Rejection is a nasty feeling; it is like a wave crashing on top of you, leaving no room to breathe or come up for a single gasp of air. You don’t do everything gay people do; you don’t watch everything gay people watch, they said. Disappointed. Disappointed in me, in my community, in this society. How do I recover from this? Where is the way out? Self-acceptance was my escape, looking within myself and finding that acceptance is what delivered me to be happy and feeling safe. I would have never imagined that self-acceptance could transcend acceptance of that community. My identity now accepts this version of self-expression.
My identity has never been so three dimensional as it is now, allowing every event and struggle in my life to only compliment itself. This sense of knowing your identity is familiar in nature, yet being able to produce a personal truth that can act as an individual inspiration for every one of you is my intention. We are all humans that strive to belong to something, to belong to someone. How we see ourselves is pertinent to how we will be ourselves. To conclude, I will be leaving you with a quote, “Unlike a drop of water which loses its identity when it joins the ocean, man or woman does not lose their being in the society in which they live. A man or a woman’s life is independent. He or she is born not for the development of the society alone, but the development of his or her self.”

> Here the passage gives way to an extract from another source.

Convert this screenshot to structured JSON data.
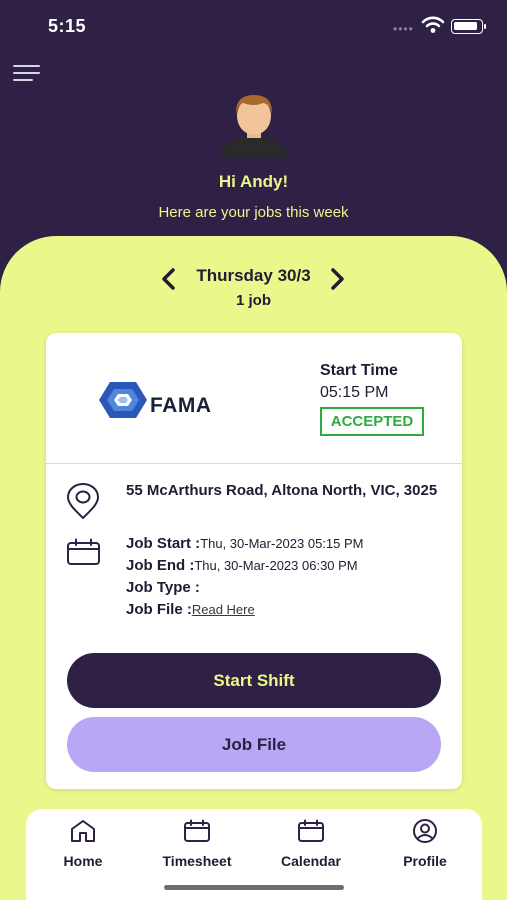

Author’s Bio: My name is Isaiah Ivory Jones and I am an aspiring writer. My hope is that my writing evokes a sense of hunger for refinement within the African American community and the LGBTQ+ community. There is an exponential amount of value that can be applied to one’s life through my work. We must remember through value we find perspective, we find truth, we find meaning, and most importantly we find each other.